Clueless dolts such as some commenters on this site - and people I know in real life, such as my father - think we have socialism. Wrong!

I'd take socialism over what we actually have - corporatism.

Fri, 02/24/2012 - 18:14 | Link to Comment Caviar Emptor
Caviar Emptor's picture

Bring back the Whigs and the Tories. And the Free Soil Party. 

Fri, 02/24/2012 - 17:42 | Link to Comment Pairadimes
Pairadimes's picture

Only 6?

Fri, 02/24/2012 - 17:57 | Link to Comment Dr. Engali
Dr. Engali's picture

I haven't seen Robo around for a couple of days. I wonder if his mom's basement flooded or something.

Fri, 02/24/2012 - 19:29 | Link to Comment Squid Vicious
Squid Vicious's picture

Robo most likely licking his wounds from his 100 share CROX and DECK positions

Fri, 02/24/2012 - 18:10 | Link to Comment Caviar Emptor
Caviar Emptor's picture

The earning beat rate this quarter has been below the 10-year average (60.4% vs 62%). Volume is at decades low. 

But the bot beat rate (bots beating other bots in the HFT Matrix) is high. 

Fri, 02/24/2012 - 18:14 | Link to Comment FreeNewEnergy
Fri, 02/24/2012 - 22:53 | Link to Comment DoChenRollingBearing
DoChenRollingBearing's picture

The Mighty Mogambo Guru has a blog!  Wonderful news!

Fri, 02/24/2012 - 18:17 | Link to Comment eddiebe
eddiebe's picture

War, yes as #7 but then we really are at war already, militarily and on other fronts. I would like to add:

# 8 Loss of confidence in currency and government IOU"s.

Fri, 02/24/2012 - 18:18 | Link to Comment rosiescenario
rosiescenario's picture

#7....Ron Paul suddenly leaps ahead in the polls, putting the Bernanke put in doubt....

Fri, 02/24/2012 - 18:36 | Link to Comment q99x2
q99x2's picture

Where's this guy coming from? We've already been there done that.

Another article about the way things used to work. He should have at least waited until a single f'n dip returns to the BFTD.

When I first read Rosenberg back in Dec 2008 I followed him. Then after the Fed's QE1 and he was still saying the sky was falling I thought to myself, "this guy doen's know the power of the Bernank." Now why is he again taking the same chance? Worse: I too think this time it is different although because of something different.

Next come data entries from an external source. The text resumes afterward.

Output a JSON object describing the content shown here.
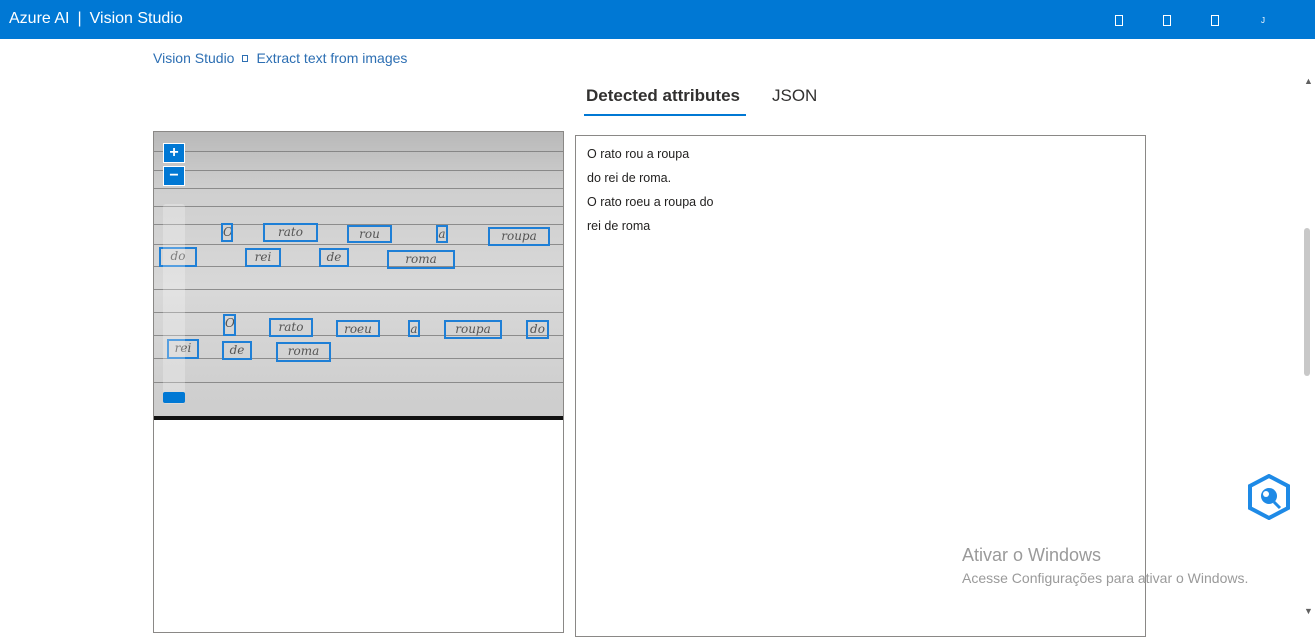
{
  "header": {
    "brand": "Azure AI",
    "separator": "|",
    "product": "Vision Studio",
    "icons": [
      "notifications-icon",
      "settings-icon",
      "help-icon",
      "account-icon"
    ]
  },
  "breadcrumb": {
    "root": "Vision Studio",
    "current": "Extract text from images"
  },
  "tabs": {
    "detected": "Detected attributes",
    "json": "JSON",
    "active": "Detected attributes"
  },
  "image_viewer": {
    "zoom_in": "+",
    "zoom_out": "−",
    "words": [
      "O",
      "rato",
      "rou",
      "a",
      "roupa",
      "do",
      "rei",
      "de",
      "roma",
      "O",
      "rato",
      "roeu",
      "a",
      "roupa",
      "do",
      "rei",
      "de",
      "roma"
    ]
  },
  "result": {
    "lines": [
      "O rato rou a roupa",
      "do rei de roma.",
      "O rato roeu a roupa do",
      "rei de roma"
    ]
  },
  "watermark": {
    "title": "Ativar o Windows",
    "subtitle": "Acesse Configurações para ativar o Windows."
  },
  "colors": {
    "accent": "#0078d4",
    "box": "#1e7fd6"
  }
}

I think the Fed's computers have been holding their stock purchases and overall market valuations up through various fronts and putting those purchases into off record computer memory. The elites are offloading at the current inflated market values.

The Fed will then sell their current purchases back to the public after the crash. A crash which the Fed percipitates. Later the Fed will move their losses onto te tax payers in whatever un-audited manner they choose.

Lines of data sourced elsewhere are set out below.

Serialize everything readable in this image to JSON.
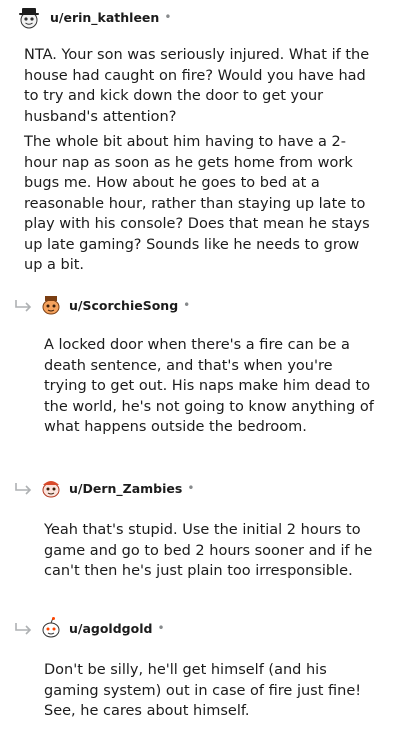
{
  "comments": [
    {
      "username": "u/erin_kathleen",
      "separator": "•",
      "avatar_icon": "snoo-avatar-hat-icon",
      "paragraphs": [
        "NTA. Your son was seriously injured. What if the house had caught on fire? Would you have had to try and kick down the door to get your husband's attention?",
        "The whole bit about him having to have a 2-hour nap as soon as he gets home from work bugs me. How about he goes to bed at a reasonable hour, rather than staying up late to play with his console? Does that mean he stays up late gaming? Sounds like he needs to grow up a bit."
      ]
    },
    {
      "username": "u/ScorchieSong",
      "separator": "•",
      "avatar_icon": "snoo-avatar-orange-icon",
      "reply_icon": "reply-arrow-icon",
      "paragraphs": [
        "A locked door when there's a fire can be a death sentence, and that's when you're trying to get out. His naps make him dead to the world, he's not going to know anything of what happens outside the bedroom."
      ]
    },
    {
      "username": "u/Dern_Zambies",
      "separator": "•",
      "avatar_icon": "snoo-avatar-red-icon",
      "reply_icon": "reply-arrow-icon",
      "paragraphs": [
        "Yeah that's stupid. Use the initial 2 hours to game and go to bed 2 hours sooner and if he can't then he's just plain too irresponsible."
      ]
    },
    {
      "username": "u/agoldgold",
      "separator": "•",
      "avatar_icon": "snoo-avatar-white-icon",
      "reply_icon": "reply-arrow-icon",
      "paragraphs": [
        "Don't be silly, he'll get himself (and his gaming system) out in case of fire just fine! See, he cares about himself."
      ]
    }
  ]
}
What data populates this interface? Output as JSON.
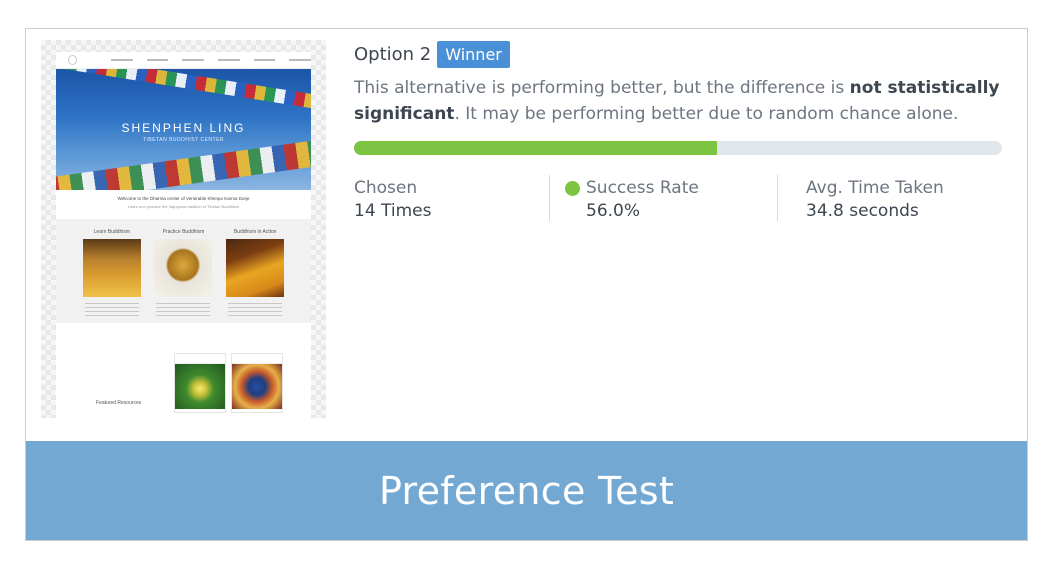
{
  "option": {
    "label": "Option 2",
    "badge": "Winner"
  },
  "description": {
    "part1": "This alternative is performing better, but the difference is ",
    "bold": "not statistically significant",
    "part2": ". It may be performing better due to random chance alone."
  },
  "progress": {
    "percent": 56.0,
    "fill_color": "#7dc443",
    "track_color": "#e1e6eb"
  },
  "stats": [
    {
      "label": "Chosen",
      "value": "14 Times"
    },
    {
      "label": "Success Rate",
      "value": "56.0%",
      "icon": "green-dot-icon"
    },
    {
      "label": "Avg. Time Taken",
      "value": "34.8 seconds"
    }
  ],
  "thumbnail": {
    "hero_title": "SHENPHEN LING",
    "hero_subtitle": "TIBETAN BUDDHIST CENTER",
    "welcome_line1": "Welcome to the Dharma center of Venerable Khenpo Karma Dorje",
    "welcome_line2": "Learn and practice the Vajrayana tradition of Tibetan Buddhism",
    "columns": [
      "Learn Buddhism",
      "Practice Buddhism",
      "Buddhism in Action"
    ],
    "featured_label": "Featured Resources"
  },
  "banner": {
    "title": "Preference Test",
    "color": "#73a8d3"
  }
}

Who can argue with an infinite money supply? Certainly not Mr. Reason.

Conclusion: Sounds like Rosenberg went short too soon.

Fri, 02/24/2012 - 20:33 | Link to Comment Mark123
Mark123's picture

I tend to agree with you....but still I think something will happen that makes the predictions of rosie, shillings etc look like utopia.  We have to keep in mind that the economy is far too complex to manipulate long term.

 

Interesting times we live in.  Too bad 98% of humanity does not understand or even care.

Fri, 02/24/2012 - 20:33 | Link to Comment Mark123
Mark123's picture

I tend to agree with you....but still I think something will happen that makes the predictions of rosie, shillings etc look like utopia.  We have to keep in mind that the economy is far too complex to manipulate long term.

 

Interesting times we live in.  Too bad 98% of humanity does not understand or even care.

Fri, 02/24/2012 - 18:31 | Link to Comment SILVERGEDDON
SILVERGEDDON's picture

Oh, no - here come the Klingons from Uranus - set phasers on stun, or lube up for another ass fucking, depending on your proclivities.

Fri, 02/24/2012 - 20:26 | Link to Comment Yen Cross
Yen Cross's picture

Proclivity , Nice word choice!

Sat, 02/25/2012 - 12:07 | Link to Comment nathan1234
nathan1234's picture

They are broke.

Nothing to loose

 

Fri, 02/24/2012 - 19:48 | Link to Comment Bansters-in-my-...
Bansters-in-my- feces's picture

Live_Free's link is a plug for a Joo paper.

Fri, 02/24/2012 - 21:37 | Link to Comment Yen Cross
Yen Cross's picture

What do you think about negative interest rates on "short term" paper?

Do NOT follow this link or you will be banned from the site!